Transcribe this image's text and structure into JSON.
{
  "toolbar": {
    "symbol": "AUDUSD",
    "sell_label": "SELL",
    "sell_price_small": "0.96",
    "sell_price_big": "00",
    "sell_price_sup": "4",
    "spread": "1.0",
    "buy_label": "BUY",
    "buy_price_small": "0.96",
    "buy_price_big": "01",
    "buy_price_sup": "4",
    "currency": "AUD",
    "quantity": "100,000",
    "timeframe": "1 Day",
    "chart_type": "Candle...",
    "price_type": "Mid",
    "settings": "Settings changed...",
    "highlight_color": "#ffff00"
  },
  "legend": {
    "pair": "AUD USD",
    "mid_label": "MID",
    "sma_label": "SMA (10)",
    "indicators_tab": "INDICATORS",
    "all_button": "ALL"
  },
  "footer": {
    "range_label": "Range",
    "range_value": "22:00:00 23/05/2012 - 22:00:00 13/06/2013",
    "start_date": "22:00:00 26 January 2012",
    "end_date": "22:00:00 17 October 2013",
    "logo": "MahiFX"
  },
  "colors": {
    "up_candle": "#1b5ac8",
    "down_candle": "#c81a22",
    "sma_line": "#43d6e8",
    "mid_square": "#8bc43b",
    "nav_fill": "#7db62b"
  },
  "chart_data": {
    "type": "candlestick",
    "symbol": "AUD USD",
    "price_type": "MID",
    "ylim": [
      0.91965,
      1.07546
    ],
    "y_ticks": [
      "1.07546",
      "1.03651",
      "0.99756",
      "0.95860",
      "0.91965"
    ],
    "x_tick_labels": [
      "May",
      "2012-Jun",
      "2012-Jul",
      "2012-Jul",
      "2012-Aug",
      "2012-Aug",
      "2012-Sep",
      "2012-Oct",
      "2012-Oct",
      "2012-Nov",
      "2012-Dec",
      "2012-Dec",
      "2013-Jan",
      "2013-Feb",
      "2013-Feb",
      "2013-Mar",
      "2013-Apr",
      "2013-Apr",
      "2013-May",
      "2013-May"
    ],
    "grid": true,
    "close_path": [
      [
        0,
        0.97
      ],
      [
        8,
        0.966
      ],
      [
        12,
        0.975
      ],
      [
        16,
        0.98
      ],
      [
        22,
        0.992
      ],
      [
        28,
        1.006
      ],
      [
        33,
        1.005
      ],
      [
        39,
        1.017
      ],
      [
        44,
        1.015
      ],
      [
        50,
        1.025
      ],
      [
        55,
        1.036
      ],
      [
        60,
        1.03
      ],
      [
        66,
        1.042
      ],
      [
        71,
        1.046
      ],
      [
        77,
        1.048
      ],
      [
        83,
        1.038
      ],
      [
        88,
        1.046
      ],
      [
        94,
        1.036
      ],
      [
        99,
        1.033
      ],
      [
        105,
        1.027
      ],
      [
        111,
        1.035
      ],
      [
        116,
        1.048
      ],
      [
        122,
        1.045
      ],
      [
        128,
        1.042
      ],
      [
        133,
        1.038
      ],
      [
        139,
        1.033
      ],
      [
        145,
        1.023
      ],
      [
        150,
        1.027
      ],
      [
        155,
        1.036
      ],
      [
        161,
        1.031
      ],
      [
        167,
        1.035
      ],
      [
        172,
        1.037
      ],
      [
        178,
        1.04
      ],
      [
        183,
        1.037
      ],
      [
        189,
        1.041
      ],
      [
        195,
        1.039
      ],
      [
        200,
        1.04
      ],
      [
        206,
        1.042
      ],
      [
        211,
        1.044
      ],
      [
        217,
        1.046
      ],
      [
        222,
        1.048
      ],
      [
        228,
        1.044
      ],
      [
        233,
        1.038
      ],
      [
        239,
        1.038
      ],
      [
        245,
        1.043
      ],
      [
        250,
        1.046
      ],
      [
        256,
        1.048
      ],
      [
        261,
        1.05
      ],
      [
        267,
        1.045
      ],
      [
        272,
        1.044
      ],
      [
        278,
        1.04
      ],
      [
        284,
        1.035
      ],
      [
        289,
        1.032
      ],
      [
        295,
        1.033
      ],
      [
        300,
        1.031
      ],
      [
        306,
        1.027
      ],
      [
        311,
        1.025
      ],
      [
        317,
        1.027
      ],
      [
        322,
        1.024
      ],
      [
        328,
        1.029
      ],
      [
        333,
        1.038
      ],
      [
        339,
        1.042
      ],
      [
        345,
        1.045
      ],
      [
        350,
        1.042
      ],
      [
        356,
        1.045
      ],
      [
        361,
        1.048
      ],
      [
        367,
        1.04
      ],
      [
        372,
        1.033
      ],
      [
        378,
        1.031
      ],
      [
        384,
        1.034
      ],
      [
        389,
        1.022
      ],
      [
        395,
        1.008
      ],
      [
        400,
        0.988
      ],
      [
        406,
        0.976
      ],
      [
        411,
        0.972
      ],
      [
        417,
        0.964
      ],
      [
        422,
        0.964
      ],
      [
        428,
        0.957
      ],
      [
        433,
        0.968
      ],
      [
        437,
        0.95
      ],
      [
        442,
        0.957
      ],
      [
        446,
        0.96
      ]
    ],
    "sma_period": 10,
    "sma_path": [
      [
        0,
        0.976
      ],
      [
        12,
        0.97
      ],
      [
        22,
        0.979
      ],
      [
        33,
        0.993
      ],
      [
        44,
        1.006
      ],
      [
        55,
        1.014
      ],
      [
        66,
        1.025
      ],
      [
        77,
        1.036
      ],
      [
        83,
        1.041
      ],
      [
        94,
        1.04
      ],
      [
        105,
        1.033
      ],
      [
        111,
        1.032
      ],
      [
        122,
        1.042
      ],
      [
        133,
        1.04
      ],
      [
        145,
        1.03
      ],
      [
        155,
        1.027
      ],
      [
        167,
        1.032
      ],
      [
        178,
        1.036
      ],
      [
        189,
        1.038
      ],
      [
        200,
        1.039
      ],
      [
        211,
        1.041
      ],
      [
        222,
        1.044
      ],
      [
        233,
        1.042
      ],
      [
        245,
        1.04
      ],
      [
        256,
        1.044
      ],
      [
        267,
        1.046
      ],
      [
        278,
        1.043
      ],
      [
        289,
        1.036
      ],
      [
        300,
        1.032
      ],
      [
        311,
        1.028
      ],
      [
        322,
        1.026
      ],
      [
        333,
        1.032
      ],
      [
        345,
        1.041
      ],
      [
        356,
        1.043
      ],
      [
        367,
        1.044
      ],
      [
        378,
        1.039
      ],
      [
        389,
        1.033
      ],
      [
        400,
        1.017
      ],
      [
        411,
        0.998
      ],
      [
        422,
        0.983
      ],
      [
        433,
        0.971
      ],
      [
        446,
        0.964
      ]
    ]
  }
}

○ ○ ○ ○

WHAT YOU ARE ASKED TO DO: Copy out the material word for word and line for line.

ANSWER BELOW:
Transcribe this image's text and structure into JSON.
{
  "toolbar": {
    "symbol": "AUDUSD",
    "sell_label": "SELL",
    "sell_price_small": "0.96",
    "sell_price_big": "00",
    "sell_price_sup": "4",
    "spread": "1.0",
    "buy_label": "BUY",
    "buy_price_small": "0.96",
    "buy_price_big": "01",
    "buy_price_sup": "4",
    "currency": "AUD",
    "quantity": "100,000",
    "timeframe": "1 Day",
    "chart_type": "Candle...",
    "price_type": "Mid",
    "settings": "Settings changed...",
    "highlight_color": "#ffff00"
  },
  "legend": {
    "pair": "AUD USD",
    "mid_label": "MID",
    "sma_label": "SMA (10)",
    "indicators_tab": "INDICATORS",
    "all_button": "ALL"
  },
  "footer": {
    "range_label": "Range",
    "range_value": "22:00:00 23/05/2012 - 22:00:00 13/06/2013",
    "start_date": "22:00:00 26 January 2012",
    "end_date": "22:00:00 17 October 2013",
    "logo": "MahiFX"
  },
  "colors": {
    "up_candle": "#1b5ac8",
    "down_candle": "#c81a22",
    "sma_line": "#43d6e8",
    "mid_square": "#8bc43b",
    "nav_fill": "#7db62b"
  },
  "chart_data": {
    "type": "candlestick",
    "symbol": "AUD USD",
    "price_type": "MID",
    "ylim": [
      0.91965,
      1.07546
    ],
    "y_ticks": [
      "1.07546",
      "1.03651",
      "0.99756",
      "0.95860",
      "0.91965"
    ],
    "x_tick_labels": [
      "May",
      "2012-Jun",
      "2012-Jul",
      "2012-Jul",
      "2012-Aug",
      "2012-Aug",
      "2012-Sep",
      "2012-Oct",
      "2012-Oct",
      "2012-Nov",
      "2012-Dec",
      "2012-Dec",
      "2013-Jan",
      "2013-Feb",
      "2013-Feb",
      "2013-Mar",
      "2013-Apr",
      "2013-Apr",
      "2013-May",
      "2013-May"
    ],
    "grid": true,
    "close_path": [
      [
        0,
        0.97
      ],
      [
        8,
        0.966
      ],
      [
        12,
        0.975
      ],
      [
        16,
        0.98
      ],
      [
        22,
        0.992
      ],
      [
        28,
        1.006
      ],
      [
        33,
        1.005
      ],
      [
        39,
        1.017
      ],
      [
        44,
        1.015
      ],
      [
        50,
        1.025
      ],
      [
        55,
        1.036
      ],
      [
        60,
        1.03
      ],
      [
        66,
        1.042
      ],
      [
        71,
        1.046
      ],
      [
        77,
        1.048
      ],
      [
        83,
        1.038
      ],
      [
        88,
        1.046
      ],
      [
        94,
        1.036
      ],
      [
        99,
        1.033
      ],
      [
        105,
        1.027
      ],
      [
        111,
        1.035
      ],
      [
        116,
        1.048
      ],
      [
        122,
        1.045
      ],
      [
        128,
        1.042
      ],
      [
        133,
        1.038
      ],
      [
        139,
        1.033
      ],
      [
        145,
        1.023
      ],
      [
        150,
        1.027
      ],
      [
        155,
        1.036
      ],
      [
        161,
        1.031
      ],
      [
        167,
        1.035
      ],
      [
        172,
        1.037
      ],
      [
        178,
        1.04
      ],
      [
        183,
        1.037
      ],
      [
        189,
        1.041
      ],
      [
        195,
        1.039
      ],
      [
        200,
        1.04
      ],
      [
        206,
        1.042
      ],
      [
        211,
        1.044
      ],
      [
        217,
        1.046
      ],
      [
        222,
        1.048
      ],
      [
        228,
        1.044
      ],
      [
        233,
        1.038
      ],
      [
        239,
        1.038
      ],
      [
        245,
        1.043
      ],
      [
        250,
        1.046
      ],
      [
        256,
        1.048
      ],
      [
        261,
        1.05
      ],
      [
        267,
        1.045
      ],
      [
        272,
        1.044
      ],
      [
        278,
        1.04
      ],
      [
        284,
        1.035
      ],
      [
        289,
        1.032
      ],
      [
        295,
        1.033
      ],
      [
        300,
        1.031
      ],
      [
        306,
        1.027
      ],
      [
        311,
        1.025
      ],
      [
        317,
        1.027
      ],
      [
        322,
        1.024
      ],
      [
        328,
        1.029
      ],
      [
        333,
        1.038
      ],
      [
        339,
        1.042
      ],
      [
        345,
        1.045
      ],
      [
        350,
        1.042
      ],
      [
        356,
        1.045
      ],
      [
        361,
        1.048
      ],
      [
        367,
        1.04
      ],
      [
        372,
        1.033
      ],
      [
        378,
        1.031
      ],
      [
        384,
        1.034
      ],
      [
        389,
        1.022
      ],
      [
        395,
        1.008
      ],
      [
        400,
        0.988
      ],
      [
        406,
        0.976
      ],
      [
        411,
        0.972
      ],
      [
        417,
        0.964
      ],
      [
        422,
        0.964
      ],
      [
        428,
        0.957
      ],
      [
        433,
        0.968
      ],
      [
        437,
        0.95
      ],
      [
        442,
        0.957
      ],
      [
        446,
        0.96
      ]
    ],
    "sma_period": 10,
    "sma_path": [
      [
        0,
        0.976
      ],
      [
        12,
        0.97
      ],
      [
        22,
        0.979
      ],
      [
        33,
        0.993
      ],
      [
        44,
        1.006
      ],
      [
        55,
        1.014
      ],
      [
        66,
        1.025
      ],
      [
        77,
        1.036
      ],
      [
        83,
        1.041
      ],
      [
        94,
        1.04
      ],
      [
        105,
        1.033
      ],
      [
        111,
        1.032
      ],
      [
        122,
        1.042
      ],
      [
        133,
        1.04
      ],
      [
        145,
        1.03
      ],
      [
        155,
        1.027
      ],
      [
        167,
        1.032
      ],
      [
        178,
        1.036
      ],
      [
        189,
        1.038
      ],
      [
        200,
        1.039
      ],
      [
        211,
        1.041
      ],
      [
        222,
        1.044
      ],
      [
        233,
        1.042
      ],
      [
        245,
        1.04
      ],
      [
        256,
        1.044
      ],
      [
        267,
        1.046
      ],
      [
        278,
        1.043
      ],
      [
        289,
        1.036
      ],
      [
        300,
        1.032
      ],
      [
        311,
        1.028
      ],
      [
        322,
        1.026
      ],
      [
        333,
        1.032
      ],
      [
        345,
        1.041
      ],
      [
        356,
        1.043
      ],
      [
        367,
        1.044
      ],
      [
        378,
        1.039
      ],
      [
        389,
        1.033
      ],
      [
        400,
        1.017
      ],
      [
        411,
        0.998
      ],
      [
        422,
        0.983
      ],
      [
        433,
        0.971
      ],
      [
        446,
        0.964
      ]
    ]
  }
}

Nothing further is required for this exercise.